Top of Task inputs
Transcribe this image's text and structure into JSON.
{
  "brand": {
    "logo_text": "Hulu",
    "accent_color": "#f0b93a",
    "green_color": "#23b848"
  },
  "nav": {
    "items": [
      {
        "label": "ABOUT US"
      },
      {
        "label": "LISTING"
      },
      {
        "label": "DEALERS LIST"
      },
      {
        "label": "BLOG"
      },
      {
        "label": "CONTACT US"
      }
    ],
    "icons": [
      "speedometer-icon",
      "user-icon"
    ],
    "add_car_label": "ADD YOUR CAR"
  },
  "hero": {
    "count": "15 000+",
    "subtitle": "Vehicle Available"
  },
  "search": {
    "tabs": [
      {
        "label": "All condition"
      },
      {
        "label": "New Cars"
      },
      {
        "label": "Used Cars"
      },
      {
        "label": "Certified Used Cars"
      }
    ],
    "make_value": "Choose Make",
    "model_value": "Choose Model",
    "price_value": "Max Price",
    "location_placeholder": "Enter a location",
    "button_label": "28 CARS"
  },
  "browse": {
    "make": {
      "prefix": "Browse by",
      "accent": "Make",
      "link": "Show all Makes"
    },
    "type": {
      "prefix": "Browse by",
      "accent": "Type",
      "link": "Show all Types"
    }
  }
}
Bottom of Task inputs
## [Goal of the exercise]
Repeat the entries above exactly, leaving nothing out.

## [Exercise output]
Transcribe this image's text and structure into JSON.
{
  "brand": {
    "logo_text": "Hulu",
    "accent_color": "#f0b93a",
    "green_color": "#23b848"
  },
  "nav": {
    "items": [
      {
        "label": "ABOUT US"
      },
      {
        "label": "LISTING"
      },
      {
        "label": "DEALERS LIST"
      },
      {
        "label": "BLOG"
      },
      {
        "label": "CONTACT US"
      }
    ],
    "icons": [
      "speedometer-icon",
      "user-icon"
    ],
    "add_car_label": "ADD YOUR CAR"
  },
  "hero": {
    "count": "15 000+",
    "subtitle": "Vehicle Available"
  },
  "search": {
    "tabs": [
      {
        "label": "All condition"
      },
      {
        "label": "New Cars"
      },
      {
        "label": "Used Cars"
      },
      {
        "label": "Certified Used Cars"
      }
    ],
    "make_value": "Choose Make",
    "model_value": "Choose Model",
    "price_value": "Max Price",
    "location_placeholder": "Enter a location",
    "button_label": "28 CARS"
  },
  "browse": {
    "make": {
      "prefix": "Browse by",
      "accent": "Make",
      "link": "Show all Makes"
    },
    "type": {
      "prefix": "Browse by",
      "accent": "Type",
      "link": "Show all Types"
    }
  }
}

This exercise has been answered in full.